A Dane County office is encouraging lakeside residents to check their boats and docks for Zebra mussels, an invasive species that, if found, could threaten local infrastructure near bodies of freshwater.
According to a report from the County Office of Lakes and Watersheds, the Yahara Chain of Lakes, which includes lakes Mendota and Monona, is an especially vulnerable body of water when it comes to invasive Zebra mussels. According to the report, Zebra mussels were previously found in Lake Mendota but have not been reported since 2005.
Wisconsin Department of Natural Resources Aquatic Invasive Species coordinator Sue Jones said the mussels can have a big impact on docks, piers and wells in the lake area.
“They’re a big problem for infrastructure because they cluster on hard surfaces, so they can clog water intake pipes and can also mess up motors on boats,” Jones said. “The sharp shells of the mussels can also cut people’s feet.”
Jones said Zebra mussels are thumbnail-sized mussels native to Europe and Asia. She said the mussels came to the United States on cargo ships traveling overseas. They were first detected in the Great Lakes region in 1988 and have since colonized many inland lakes, she said.
University of Wisconsin Professor Phil Moy, a specialist in invasive species, said Wisconsin waters do not have many different invasive species. However, this does not mean invasive species are not a “big issue” in the affected lakes in the American Midwest.
Invasive species thrive in new habitats because they can outcompete native species and do not have any of their natural competitors, Jones said.
She said invasive species like the Zebra mussel usually have a negative effect on freshwater lakes, because they are especially sensitive ecosystems.

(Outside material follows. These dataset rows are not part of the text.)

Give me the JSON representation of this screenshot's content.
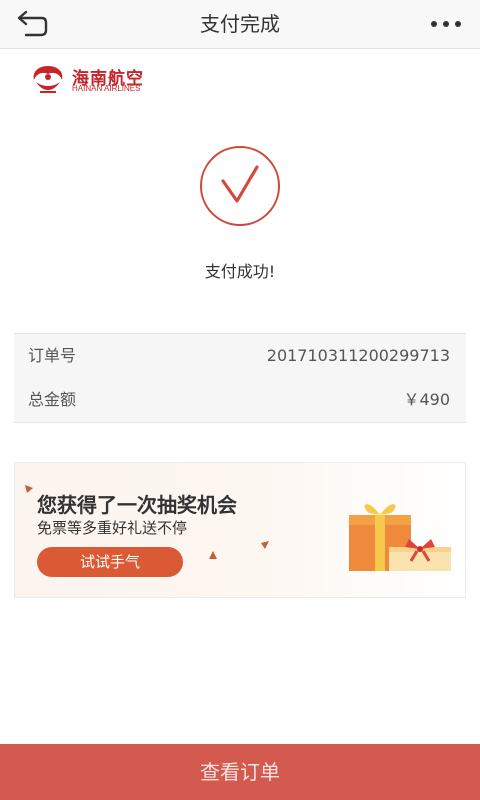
{
  "header": {
    "title": "支付完成",
    "back_icon": "back-arrow-icon",
    "more_icon": "more-dots-icon"
  },
  "brand": {
    "name_cn": "海南航空",
    "name_en": "HAINAN AIRLINES",
    "color": "#c7252c"
  },
  "status": {
    "message": "支付成功!",
    "icon": "check-circle-icon",
    "color": "#cf4a3c"
  },
  "order": {
    "rows": [
      {
        "label": "订单号",
        "value": "201710311200299713"
      },
      {
        "label": "总金额",
        "value": "￥490"
      }
    ]
  },
  "promo": {
    "title": "您获得了一次抽奖机会",
    "subtitle": "免票等多重好礼送不停",
    "button_label": "试试手气",
    "icon": "gift-box-icon",
    "accent": "#d95a34"
  },
  "footer": {
    "button_label": "查看订单",
    "color": "#d45a50"
  }
}
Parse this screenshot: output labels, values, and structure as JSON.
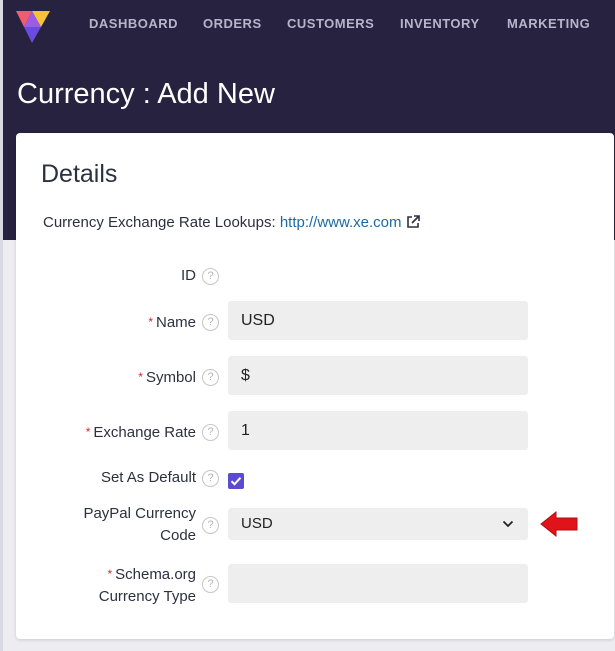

She added freshwater lakes are home to many important species.
Moy said invasive species can also disrupt food webs, killing native species and affecting the general balance and health of the lake.
Moy said between 400-500 lakes in Wisconsin are currently home to invasive species like the Zebra mussel, but there are steps the public can take in order to prevent the spread of this species into new bodies of water.
“We can’t really get rid of them once they’ve invaded a body of water, so our main focus is preventing the spread to our county in the first place,” Jones said.
Dane County has had success in keeping some invasive species out of the area, Jones said, citing Eurasian Water Milfoil, an invasive plant, as an example.
Jones said residents should inspect their boat landings, remove the mussels and drain water from boats, vehicles and other equipment in order to prevent the spread of Zebra mussels to local lakes.
“People need to take care when they’re moving between water bodies that they’re not bringing water, mud, plants other organisms or water to the body of water,” Moy said.
He added people can combat the spread of Zebra mussels by washing down their water crafts.